Research suggests babies in non-Western cultures cry less because they are carried more
Rachel Kertis, a frequenter of Babywearing meet-ups in Galway, says her daughter Esme ‘would cry a lot more if she wasn’t in the sling. When I pick her up and put her in she calms right down’
“Having a sling changed our lives,” says Olwen Rowe of the breakthrough discovery she made on her second, “very colicky”, baby.
He had needed lots of time in her arms and her initial attempts to use a sling instead didn’t solve anything because she didn’t have anybody to show her how to use it properly.
“When I did find something that worked when he was four months old, it just changed everything. He was out of the classic newborn period but his crying extended beyond the three months.”
Now a mother of three children, aged 11, eight and five, she is a sling librarian in Galway for Babywearing Ireland and organises monthly meet-ups.

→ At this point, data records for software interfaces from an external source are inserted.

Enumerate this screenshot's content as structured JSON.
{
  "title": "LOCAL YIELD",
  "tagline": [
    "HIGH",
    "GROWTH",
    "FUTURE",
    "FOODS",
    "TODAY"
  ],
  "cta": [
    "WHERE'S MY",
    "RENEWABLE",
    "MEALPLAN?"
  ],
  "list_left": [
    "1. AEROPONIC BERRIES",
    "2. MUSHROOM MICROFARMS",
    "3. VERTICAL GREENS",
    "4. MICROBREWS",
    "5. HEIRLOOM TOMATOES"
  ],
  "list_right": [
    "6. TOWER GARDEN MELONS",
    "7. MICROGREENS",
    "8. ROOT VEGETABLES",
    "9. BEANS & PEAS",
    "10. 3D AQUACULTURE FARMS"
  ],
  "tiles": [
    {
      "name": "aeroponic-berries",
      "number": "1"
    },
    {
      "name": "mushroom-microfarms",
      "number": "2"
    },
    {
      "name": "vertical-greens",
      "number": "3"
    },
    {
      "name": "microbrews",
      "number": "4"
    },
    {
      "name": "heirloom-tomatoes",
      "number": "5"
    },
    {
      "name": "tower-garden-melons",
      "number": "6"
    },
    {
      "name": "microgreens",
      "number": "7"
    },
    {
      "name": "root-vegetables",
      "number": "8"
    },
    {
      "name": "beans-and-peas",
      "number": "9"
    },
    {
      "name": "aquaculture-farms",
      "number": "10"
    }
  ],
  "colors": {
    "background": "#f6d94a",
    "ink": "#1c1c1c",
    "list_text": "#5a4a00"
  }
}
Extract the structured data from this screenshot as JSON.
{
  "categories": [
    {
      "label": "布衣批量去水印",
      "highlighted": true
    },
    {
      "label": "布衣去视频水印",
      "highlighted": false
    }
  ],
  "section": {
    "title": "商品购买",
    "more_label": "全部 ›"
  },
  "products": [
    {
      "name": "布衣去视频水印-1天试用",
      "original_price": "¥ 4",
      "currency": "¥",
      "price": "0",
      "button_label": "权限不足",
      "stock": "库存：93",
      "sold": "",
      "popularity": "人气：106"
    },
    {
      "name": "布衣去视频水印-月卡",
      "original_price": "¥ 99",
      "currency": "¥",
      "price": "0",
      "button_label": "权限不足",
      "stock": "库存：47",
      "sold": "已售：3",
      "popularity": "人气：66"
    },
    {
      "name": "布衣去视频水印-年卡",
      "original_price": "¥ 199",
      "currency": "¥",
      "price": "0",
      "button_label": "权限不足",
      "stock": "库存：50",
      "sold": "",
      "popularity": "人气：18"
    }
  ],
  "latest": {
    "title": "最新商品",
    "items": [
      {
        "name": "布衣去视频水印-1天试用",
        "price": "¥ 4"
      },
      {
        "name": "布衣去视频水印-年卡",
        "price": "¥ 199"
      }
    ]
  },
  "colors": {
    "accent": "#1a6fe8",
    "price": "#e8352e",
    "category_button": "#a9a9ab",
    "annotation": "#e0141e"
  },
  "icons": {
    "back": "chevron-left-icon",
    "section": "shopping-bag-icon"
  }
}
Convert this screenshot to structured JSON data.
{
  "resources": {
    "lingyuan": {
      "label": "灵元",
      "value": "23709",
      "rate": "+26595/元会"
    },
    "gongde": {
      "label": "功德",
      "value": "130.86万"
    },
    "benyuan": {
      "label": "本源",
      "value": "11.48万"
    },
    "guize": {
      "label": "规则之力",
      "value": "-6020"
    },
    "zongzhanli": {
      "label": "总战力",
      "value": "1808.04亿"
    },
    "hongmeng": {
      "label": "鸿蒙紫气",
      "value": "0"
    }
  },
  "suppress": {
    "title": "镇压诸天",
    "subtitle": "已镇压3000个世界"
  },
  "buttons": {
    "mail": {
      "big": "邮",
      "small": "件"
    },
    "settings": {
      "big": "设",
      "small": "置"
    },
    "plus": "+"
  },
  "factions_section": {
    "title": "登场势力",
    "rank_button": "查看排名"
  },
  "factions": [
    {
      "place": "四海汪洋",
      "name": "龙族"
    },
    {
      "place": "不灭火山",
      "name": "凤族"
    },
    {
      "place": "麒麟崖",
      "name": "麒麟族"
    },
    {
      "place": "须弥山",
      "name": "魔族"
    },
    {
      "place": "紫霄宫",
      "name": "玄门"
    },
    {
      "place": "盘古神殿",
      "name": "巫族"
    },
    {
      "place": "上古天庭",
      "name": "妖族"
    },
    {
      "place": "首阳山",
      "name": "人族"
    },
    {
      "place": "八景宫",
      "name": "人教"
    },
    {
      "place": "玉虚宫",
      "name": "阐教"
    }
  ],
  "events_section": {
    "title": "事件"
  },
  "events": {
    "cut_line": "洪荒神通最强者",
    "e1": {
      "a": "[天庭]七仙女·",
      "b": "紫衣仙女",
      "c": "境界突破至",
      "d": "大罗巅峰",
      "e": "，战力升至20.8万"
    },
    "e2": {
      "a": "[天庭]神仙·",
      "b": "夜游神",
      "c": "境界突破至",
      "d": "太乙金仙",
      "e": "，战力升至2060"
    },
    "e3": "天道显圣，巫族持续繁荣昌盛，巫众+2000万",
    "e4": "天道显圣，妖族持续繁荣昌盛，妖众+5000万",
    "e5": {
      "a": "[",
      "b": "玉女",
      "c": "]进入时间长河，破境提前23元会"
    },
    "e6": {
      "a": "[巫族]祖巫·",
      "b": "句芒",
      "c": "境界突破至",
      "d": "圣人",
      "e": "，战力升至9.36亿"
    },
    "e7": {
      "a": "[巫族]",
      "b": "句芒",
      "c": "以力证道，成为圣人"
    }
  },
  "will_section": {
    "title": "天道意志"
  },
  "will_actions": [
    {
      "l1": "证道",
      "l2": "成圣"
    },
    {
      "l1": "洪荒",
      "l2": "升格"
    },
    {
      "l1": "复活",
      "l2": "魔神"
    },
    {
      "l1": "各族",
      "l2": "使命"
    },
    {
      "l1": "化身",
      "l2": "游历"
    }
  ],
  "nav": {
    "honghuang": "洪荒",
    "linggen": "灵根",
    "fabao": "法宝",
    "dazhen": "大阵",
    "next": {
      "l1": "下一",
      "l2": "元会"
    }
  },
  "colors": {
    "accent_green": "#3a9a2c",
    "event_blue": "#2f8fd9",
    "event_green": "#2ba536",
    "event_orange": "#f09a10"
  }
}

There is such a variety of slings and carriers on the market, “you can really be bamboozled by the choice, so to have someone to guide you through that can really help”.
Babies in non-Western cultures tend to cry significantly less and there is plenty of research to suggest that this is because they are carried more. But it is not just a matter of putting a baby in the sling and everything will be all right, Rowe explains
“It is part of the caretaking package. It is really about responsive care in the early months, so that the baby feels secure and attached. A sling can really help you with that because you keep the baby close and you can see the early signals, respond quickly.” Crying is the last stage of communication.
As for her own unsettled baby, she can say in hindsight “quite definitively, that it was a digestive issue and a sensory processing issue”.
Rachel Kertis thought for a while that her youngest child Esme, who is just three months old, had colic. But it turned out that she had tongue tie, which has been sorted, and she was also inclined to take in a lot of air when breastfeeding.
A frequenter of Babywearing meet-ups in Galway, she has found a sling has a really soothing effect on her daughter. “She would cry a lot more if she wasn’t in the sling. When I pick her up and put her in she calms right down.”
Kertis had tried carrying on her first baby Elliot, now aged six, but didn’t find it comfortable. However she carried her second daughter, Audrey, now aged three, a lot from birth but only after a lot of frustration trying to figure out slings.
“Once I got it, I got it” – and with that knowledge and experience it was so much easier with the latest arrival.
“Esme lives in the ring sling – it keeps her close to me and so her needs are met, which are very basic, while I get on with things for the other girls,” Kertis adds. “She loves it and is a very happy baby.”
For more information: babywearingireland.ie